We all have our different ways of getting things done at work, but at the end of the day most of us battle the common issues of feeling like there are not enough hours in the day, possibly not really enjoying what we are doing and feeling burnt out by the end of the week. However there are plenty of 3-4 foot tall case studies running around which can teach us a lot if we simply take the time to look at how they engage with the environment and people that surround them. While (thankfully) kids don’t spend much time in an office environment, the principles that make them so effective at play can certainly translate into our work styles and provide some guidance in terms of how we can improve the way we work.
They Make Do With What They Have
At heart kids are really resourceful. While they will often pester their parents for the newest this or a bigger that, when they are left to their own devices they will always make do with what they have. If you sit back and watch kids play in the backyard for long enough, you’ll be amazed by how they use their imagination to turn even the most mundane household item into the perfect prop for their play. All too often at work, we are focused on whether we have the all of the resources and information to complete a given task rather than thinking a little outside the square and utilising what we have to get the job done. Granted this may take a little more creative thinking than just going back to your manager for more resources, but you’d be amazed by what can be achieved with what you already have at your disposal.
They Love To Push Boundaries
As anyone who has kids knows, they are always looking to push the boundaries. If you tell your child that they can watch five more minutes of Peppa Pig, they’ll push for ten. If you ask them to only climb up to the second branch of the tree, you can rest assured they will manage to scale at least a few more limbs. While this pushing of boundaries can be frustrating for parents (who are generally trying to establish the boundaries), it speaks to the inquisitive nature of most kids and the fact they are always asking ‘why'. Too many people at work just blindly follow the procedure which has been laid out before them, never questioning whether it is actually the best method. Only through pushing the boundaries of how things have always been done, can things actually improve. As the old saying goes - "if nothing changes, nothing changes”, and a lack of change is not good for a business or its employees.
Everything They Do Has An Element Of Fun To It
Give them half a chance and kids will turn anything into a game or at the very least they will respond much better to a request when it has an element of fun to it. Anyone who has ever tried to get a five year-old to eat their peas or asked them to get in the bath knows the job gets much easier if you make it fun. At the end of the day, kids just want to have fun and there is nothing wrong with that. Adults aren’t that far removed from kids in this way, however we seem to forget this when we get into an work environment. There is a significant amount of research which shows that adding a little fun to the workplace can dramatically increase the levels of engagement, collaboration and productivity of employees. You don’t need to completely gamify your workplace and turn it into a circus, however in most instances there is very little downside to adding an element of fun into workplace interactions and the upside can be significant. Beyond the obvious benefits for the business outlined above, adding some fun to the workplace will also often have a positive impact on the mental health of employees.

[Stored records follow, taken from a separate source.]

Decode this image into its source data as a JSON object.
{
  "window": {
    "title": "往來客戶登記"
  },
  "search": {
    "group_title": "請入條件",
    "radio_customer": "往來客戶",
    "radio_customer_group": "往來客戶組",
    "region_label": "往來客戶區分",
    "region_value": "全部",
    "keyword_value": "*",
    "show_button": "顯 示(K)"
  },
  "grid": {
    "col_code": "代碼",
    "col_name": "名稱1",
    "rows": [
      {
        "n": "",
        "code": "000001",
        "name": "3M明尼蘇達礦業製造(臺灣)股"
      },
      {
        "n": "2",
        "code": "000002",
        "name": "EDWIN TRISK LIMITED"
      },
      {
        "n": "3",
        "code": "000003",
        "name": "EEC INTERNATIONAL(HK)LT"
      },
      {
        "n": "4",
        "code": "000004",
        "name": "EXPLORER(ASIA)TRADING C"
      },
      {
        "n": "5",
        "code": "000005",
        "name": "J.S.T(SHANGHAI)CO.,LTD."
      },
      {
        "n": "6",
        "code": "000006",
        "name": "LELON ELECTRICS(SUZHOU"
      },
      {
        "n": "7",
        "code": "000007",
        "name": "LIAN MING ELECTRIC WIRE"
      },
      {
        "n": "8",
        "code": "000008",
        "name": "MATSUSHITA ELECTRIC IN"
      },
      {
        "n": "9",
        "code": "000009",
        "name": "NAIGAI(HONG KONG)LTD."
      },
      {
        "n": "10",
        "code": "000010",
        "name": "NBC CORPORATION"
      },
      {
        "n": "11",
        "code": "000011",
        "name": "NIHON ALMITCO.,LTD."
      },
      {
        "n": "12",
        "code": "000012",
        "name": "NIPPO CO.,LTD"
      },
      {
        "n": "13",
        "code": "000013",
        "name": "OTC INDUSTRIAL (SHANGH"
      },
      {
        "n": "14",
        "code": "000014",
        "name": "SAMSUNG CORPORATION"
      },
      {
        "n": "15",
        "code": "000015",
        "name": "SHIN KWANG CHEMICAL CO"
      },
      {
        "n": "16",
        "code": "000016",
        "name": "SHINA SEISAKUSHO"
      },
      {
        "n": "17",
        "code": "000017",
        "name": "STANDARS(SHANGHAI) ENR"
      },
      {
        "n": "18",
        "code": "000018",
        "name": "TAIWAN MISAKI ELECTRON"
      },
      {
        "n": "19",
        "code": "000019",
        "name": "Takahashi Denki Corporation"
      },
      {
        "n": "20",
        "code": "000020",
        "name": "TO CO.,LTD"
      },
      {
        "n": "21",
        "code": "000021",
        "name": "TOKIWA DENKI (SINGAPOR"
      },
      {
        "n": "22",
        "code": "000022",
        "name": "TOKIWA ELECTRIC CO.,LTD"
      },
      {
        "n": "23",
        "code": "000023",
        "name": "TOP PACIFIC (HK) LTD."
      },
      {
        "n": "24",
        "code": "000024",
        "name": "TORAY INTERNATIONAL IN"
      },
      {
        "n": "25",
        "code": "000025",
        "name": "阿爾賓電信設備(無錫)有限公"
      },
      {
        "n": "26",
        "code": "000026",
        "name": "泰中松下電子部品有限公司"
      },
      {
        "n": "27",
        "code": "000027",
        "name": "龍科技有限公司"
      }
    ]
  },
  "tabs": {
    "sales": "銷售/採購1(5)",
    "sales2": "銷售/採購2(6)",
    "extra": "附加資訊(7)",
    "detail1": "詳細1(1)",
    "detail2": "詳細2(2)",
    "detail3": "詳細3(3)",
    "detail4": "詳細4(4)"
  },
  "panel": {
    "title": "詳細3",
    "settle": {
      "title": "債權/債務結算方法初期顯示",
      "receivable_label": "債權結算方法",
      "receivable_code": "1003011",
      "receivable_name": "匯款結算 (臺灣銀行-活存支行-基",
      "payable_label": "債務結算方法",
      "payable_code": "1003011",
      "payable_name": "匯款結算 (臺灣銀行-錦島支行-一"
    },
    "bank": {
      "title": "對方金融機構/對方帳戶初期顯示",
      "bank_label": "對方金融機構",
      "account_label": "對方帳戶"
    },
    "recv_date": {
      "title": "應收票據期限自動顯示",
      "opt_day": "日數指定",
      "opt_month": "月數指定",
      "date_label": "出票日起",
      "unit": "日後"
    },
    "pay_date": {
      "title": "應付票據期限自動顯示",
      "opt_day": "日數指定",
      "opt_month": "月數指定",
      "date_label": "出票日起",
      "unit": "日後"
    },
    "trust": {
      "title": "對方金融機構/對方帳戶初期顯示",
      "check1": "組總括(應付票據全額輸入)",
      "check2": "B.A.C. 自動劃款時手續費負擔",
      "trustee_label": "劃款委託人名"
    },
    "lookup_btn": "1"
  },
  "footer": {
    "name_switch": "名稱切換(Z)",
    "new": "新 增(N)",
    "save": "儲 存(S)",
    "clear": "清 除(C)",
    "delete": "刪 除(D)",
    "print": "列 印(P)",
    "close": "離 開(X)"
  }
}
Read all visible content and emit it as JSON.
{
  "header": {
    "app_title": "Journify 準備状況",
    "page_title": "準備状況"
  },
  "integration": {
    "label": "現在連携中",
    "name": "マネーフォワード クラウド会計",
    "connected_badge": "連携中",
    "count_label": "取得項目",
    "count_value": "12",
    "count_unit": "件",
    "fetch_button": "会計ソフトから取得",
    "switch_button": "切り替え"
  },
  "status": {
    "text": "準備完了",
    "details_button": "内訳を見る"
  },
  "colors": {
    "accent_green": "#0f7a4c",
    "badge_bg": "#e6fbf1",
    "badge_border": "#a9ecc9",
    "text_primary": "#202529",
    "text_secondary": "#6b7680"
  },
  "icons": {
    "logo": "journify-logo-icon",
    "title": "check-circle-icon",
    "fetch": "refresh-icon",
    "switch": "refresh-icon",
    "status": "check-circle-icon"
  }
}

Everyday Is A Fresh Start
Remember how when you were a kid, the time between each Christmas felt like an eternity? This was in part because kids see each day as being so full of possibilities - opportunities to make friends, explore new adventures, learn new things - each day was such a big deal. But it was also due to the fact that as a kid you don’t carry baggage from one day to the next - which tends to link days together for us as adults. They start each day afresh, in some cases almost as if the previous one never happened. Imagine if you were able to do the same with your workdays. How would leaving the stress of that unfinished report at the office or not worrying about the big presentation you have coming up in a few days time affect your mindset and the way you look at each day? The mentality which we take to work at the start of the day has a massive impact on the way we feel about our work and in turn our productivity and performance. Compartmentalising each day and treating them as individual parcels of time can be a great strategy for improving your mental health and avoiding burnout.
Nothing that kids do as they go about their days’ is rocket science (it would be a bit of a worry if it was) in fact it is quite the opposite - it’s really simple. The issue is that as adults (particularly at work) we forget these basic elements of what makes us tick and just fit in with the crowd. Rather than trying to get kids to act more like us, it may be worth acting a little more like kids from time to time - maybe you could even try for an afternoon nap.
What else do you think we can learn from kids to improve the way we work?